Web page and app entries:
§ §

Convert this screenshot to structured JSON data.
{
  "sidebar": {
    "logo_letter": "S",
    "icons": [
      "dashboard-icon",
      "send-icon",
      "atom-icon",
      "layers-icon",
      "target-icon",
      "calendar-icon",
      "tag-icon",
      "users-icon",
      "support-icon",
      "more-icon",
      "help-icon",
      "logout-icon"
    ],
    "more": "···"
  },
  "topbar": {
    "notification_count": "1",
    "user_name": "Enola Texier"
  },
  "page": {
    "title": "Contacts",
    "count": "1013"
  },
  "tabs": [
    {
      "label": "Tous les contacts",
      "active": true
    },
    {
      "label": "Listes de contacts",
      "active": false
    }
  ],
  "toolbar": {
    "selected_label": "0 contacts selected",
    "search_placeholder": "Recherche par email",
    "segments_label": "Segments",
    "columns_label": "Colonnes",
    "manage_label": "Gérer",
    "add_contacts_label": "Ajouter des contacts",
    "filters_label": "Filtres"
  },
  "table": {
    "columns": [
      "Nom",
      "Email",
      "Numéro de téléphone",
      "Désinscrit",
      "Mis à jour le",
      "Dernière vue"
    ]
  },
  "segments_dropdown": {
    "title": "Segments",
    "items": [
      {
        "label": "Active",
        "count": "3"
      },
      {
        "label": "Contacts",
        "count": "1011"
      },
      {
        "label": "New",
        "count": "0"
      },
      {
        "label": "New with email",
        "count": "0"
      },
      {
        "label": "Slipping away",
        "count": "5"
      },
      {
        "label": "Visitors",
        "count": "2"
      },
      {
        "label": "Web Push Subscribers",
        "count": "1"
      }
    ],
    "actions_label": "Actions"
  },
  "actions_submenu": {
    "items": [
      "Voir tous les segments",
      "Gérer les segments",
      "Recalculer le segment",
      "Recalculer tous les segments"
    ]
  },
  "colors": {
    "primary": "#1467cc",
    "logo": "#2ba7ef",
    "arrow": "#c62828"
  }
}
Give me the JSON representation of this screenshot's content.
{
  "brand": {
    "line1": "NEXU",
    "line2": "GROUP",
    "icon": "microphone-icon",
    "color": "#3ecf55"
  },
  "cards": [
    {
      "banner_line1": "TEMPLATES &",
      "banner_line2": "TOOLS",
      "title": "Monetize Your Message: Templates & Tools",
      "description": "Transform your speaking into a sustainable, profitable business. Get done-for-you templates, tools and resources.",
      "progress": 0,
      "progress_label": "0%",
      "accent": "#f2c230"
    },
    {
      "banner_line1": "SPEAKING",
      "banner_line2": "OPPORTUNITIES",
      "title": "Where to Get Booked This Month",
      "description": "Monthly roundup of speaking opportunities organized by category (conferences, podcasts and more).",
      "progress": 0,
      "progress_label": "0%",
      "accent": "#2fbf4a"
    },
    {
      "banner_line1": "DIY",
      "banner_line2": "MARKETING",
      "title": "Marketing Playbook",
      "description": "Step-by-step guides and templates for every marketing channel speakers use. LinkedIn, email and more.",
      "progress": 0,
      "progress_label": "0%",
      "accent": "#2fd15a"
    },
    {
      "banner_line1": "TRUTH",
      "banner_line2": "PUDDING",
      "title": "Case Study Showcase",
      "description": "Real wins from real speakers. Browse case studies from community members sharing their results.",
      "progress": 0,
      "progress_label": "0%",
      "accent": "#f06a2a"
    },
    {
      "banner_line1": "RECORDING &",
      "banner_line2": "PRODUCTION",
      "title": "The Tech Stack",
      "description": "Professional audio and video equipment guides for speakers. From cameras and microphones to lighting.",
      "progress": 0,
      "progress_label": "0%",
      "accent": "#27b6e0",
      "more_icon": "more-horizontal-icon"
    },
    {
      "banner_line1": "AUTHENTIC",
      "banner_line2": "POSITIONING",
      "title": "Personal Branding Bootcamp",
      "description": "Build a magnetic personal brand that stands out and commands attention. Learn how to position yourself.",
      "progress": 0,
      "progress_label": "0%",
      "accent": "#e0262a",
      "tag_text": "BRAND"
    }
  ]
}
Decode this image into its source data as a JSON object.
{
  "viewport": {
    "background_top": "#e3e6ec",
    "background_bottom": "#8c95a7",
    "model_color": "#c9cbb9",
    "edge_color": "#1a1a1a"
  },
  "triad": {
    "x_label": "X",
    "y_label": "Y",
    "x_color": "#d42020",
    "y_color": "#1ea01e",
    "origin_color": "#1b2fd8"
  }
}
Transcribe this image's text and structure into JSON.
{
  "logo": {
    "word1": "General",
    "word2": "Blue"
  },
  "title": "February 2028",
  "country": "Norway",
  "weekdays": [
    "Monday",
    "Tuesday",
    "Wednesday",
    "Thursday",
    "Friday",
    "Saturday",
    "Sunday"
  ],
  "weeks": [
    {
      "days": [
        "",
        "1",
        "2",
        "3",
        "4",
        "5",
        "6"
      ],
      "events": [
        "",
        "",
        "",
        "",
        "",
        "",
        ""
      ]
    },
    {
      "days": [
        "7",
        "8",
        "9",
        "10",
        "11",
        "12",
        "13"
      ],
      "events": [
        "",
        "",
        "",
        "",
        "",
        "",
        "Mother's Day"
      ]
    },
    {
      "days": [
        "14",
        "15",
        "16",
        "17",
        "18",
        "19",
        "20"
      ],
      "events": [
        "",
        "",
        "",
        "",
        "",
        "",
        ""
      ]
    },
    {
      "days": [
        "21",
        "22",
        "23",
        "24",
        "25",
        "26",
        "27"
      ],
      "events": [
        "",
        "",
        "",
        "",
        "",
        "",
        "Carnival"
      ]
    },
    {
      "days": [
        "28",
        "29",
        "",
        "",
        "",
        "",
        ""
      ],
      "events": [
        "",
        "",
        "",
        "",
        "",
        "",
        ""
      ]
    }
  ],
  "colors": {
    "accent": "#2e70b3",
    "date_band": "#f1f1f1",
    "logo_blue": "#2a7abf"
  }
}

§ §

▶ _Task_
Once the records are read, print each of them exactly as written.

▶ _Response_
Convert this screenshot to structured JSON data.
{
  "sidebar": {
    "logo_letter": "S",
    "icons": [
      "dashboard-icon",
      "send-icon",
      "atom-icon",
      "layers-icon",
      "target-icon",
      "calendar-icon",
      "tag-icon",
      "users-icon",
      "support-icon",
      "more-icon",
      "help-icon",
      "logout-icon"
    ],
    "more": "···"
  },
  "topbar": {
    "notification_count": "1",
    "user_name": "Enola Texier"
  },
  "page": {
    "title": "Contacts",
    "count": "1013"
  },
  "tabs": [
    {
      "label": "Tous les contacts",
      "active": true
    },
    {
      "label": "Listes de contacts",
      "active": false
    }
  ],
  "toolbar": {
    "selected_label": "0 contacts selected",
    "search_placeholder": "Recherche par email",
    "segments_label": "Segments",
    "columns_label": "Colonnes",
    "manage_label": "Gérer",
    "add_contacts_label": "Ajouter des contacts",
    "filters_label": "Filtres"
  },
  "table": {
    "columns": [
      "Nom",
      "Email",
      "Numéro de téléphone",
      "Désinscrit",
      "Mis à jour le",
      "Dernière vue"
    ]
  },
  "segments_dropdown": {
    "title": "Segments",
    "items": [
      {
        "label": "Active",
        "count": "3"
      },
      {
        "label": "Contacts",
        "count": "1011"
      },
      {
        "label": "New",
        "count": "0"
      },
      {
        "label": "New with email",
        "count": "0"
      },
      {
        "label": "Slipping away",
        "count": "5"
      },
      {
        "label": "Visitors",
        "count": "2"
      },
      {
        "label": "Web Push Subscribers",
        "count": "1"
      }
    ],
    "actions_label": "Actions"
  },
  "actions_submenu": {
    "items": [
      "Voir tous les segments",
      "Gérer les segments",
      "Recalculer le segment",
      "Recalculer tous les segments"
    ]
  },
  "colors": {
    "primary": "#1467cc",
    "logo": "#2ba7ef",
    "arrow": "#c62828"
  }
}
Give me the JSON representation of this screenshot's content.
{
  "brand": {
    "line1": "NEXU",
    "line2": "GROUP",
    "icon": "microphone-icon",
    "color": "#3ecf55"
  },
  "cards": [
    {
      "banner_line1": "TEMPLATES &",
      "banner_line2": "TOOLS",
      "title": "Monetize Your Message: Templates & Tools",
      "description": "Transform your speaking into a sustainable, profitable business. Get done-for-you templates, tools and resources.",
      "progress": 0,
      "progress_label": "0%",
      "accent": "#f2c230"
    },
    {
      "banner_line1": "SPEAKING",
      "banner_line2": "OPPORTUNITIES",
      "title": "Where to Get Booked This Month",
      "description": "Monthly roundup of speaking opportunities organized by category (conferences, podcasts and more).",
      "progress": 0,
      "progress_label": "0%",
      "accent": "#2fbf4a"
    },
    {
      "banner_line1": "DIY",
      "banner_line2": "MARKETING",
      "title": "Marketing Playbook",
      "description": "Step-by-step guides and templates for every marketing channel speakers use. LinkedIn, email and more.",
      "progress": 0,
      "progress_label": "0%",
      "accent": "#2fd15a"
    },
    {
      "banner_line1": "TRUTH",
      "banner_line2": "PUDDING",
      "title": "Case Study Showcase",
      "description": "Real wins from real speakers. Browse case studies from community members sharing their results.",
      "progress": 0,
      "progress_label": "0%",
      "accent": "#f06a2a"
    },
    {
      "banner_line1": "RECORDING &",
      "banner_line2": "PRODUCTION",
      "title": "The Tech Stack",
      "description": "Professional audio and video equipment guides for speakers. From cameras and microphones to lighting.",
      "progress": 0,
      "progress_label": "0%",
      "accent": "#27b6e0",
      "more_icon": "more-horizontal-icon"
    },
    {
      "banner_line1": "AUTHENTIC",
      "banner_line2": "POSITIONING",
      "title": "Personal Branding Bootcamp",
      "description": "Build a magnetic personal brand that stands out and commands attention. Learn how to position yourself.",
      "progress": 0,
      "progress_label": "0%",
      "accent": "#e0262a",
      "tag_text": "BRAND"
    }
  ]
}
Decode this image into its source data as a JSON object.
{
  "viewport": {
    "background_top": "#e3e6ec",
    "background_bottom": "#8c95a7",
    "model_color": "#c9cbb9",
    "edge_color": "#1a1a1a"
  },
  "triad": {
    "x_label": "X",
    "y_label": "Y",
    "x_color": "#d42020",
    "y_color": "#1ea01e",
    "origin_color": "#1b2fd8"
  }
}
Transcribe this image's text and structure into JSON.
{
  "logo": {
    "word1": "General",
    "word2": "Blue"
  },
  "title": "February 2028",
  "country": "Norway",
  "weekdays": [
    "Monday",
    "Tuesday",
    "Wednesday",
    "Thursday",
    "Friday",
    "Saturday",
    "Sunday"
  ],
  "weeks": [
    {
      "days": [
        "",
        "1",
        "2",
        "3",
        "4",
        "5",
        "6"
      ],
      "events": [
        "",
        "",
        "",
        "",
        "",
        "",
        ""
      ]
    },
    {
      "days": [
        "7",
        "8",
        "9",
        "10",
        "11",
        "12",
        "13"
      ],
      "events": [
        "",
        "",
        "",
        "",
        "",
        "",
        "Mother's Day"
      ]
    },
    {
      "days": [
        "14",
        "15",
        "16",
        "17",
        "18",
        "19",
        "20"
      ],
      "events": [
        "",
        "",
        "",
        "",
        "",
        "",
        ""
      ]
    },
    {
      "days": [
        "21",
        "22",
        "23",
        "24",
        "25",
        "26",
        "27"
      ],
      "events": [
        "",
        "",
        "",
        "",
        "",
        "",
        "Carnival"
      ]
    },
    {
      "days": [
        "28",
        "29",
        "",
        "",
        "",
        "",
        ""
      ],
      "events": [
        "",
        "",
        "",
        "",
        "",
        "",
        ""
      ]
    }
  ],
  "colors": {
    "accent": "#2e70b3",
    "date_band": "#f1f1f1",
    "logo_blue": "#2a7abf"
  }
}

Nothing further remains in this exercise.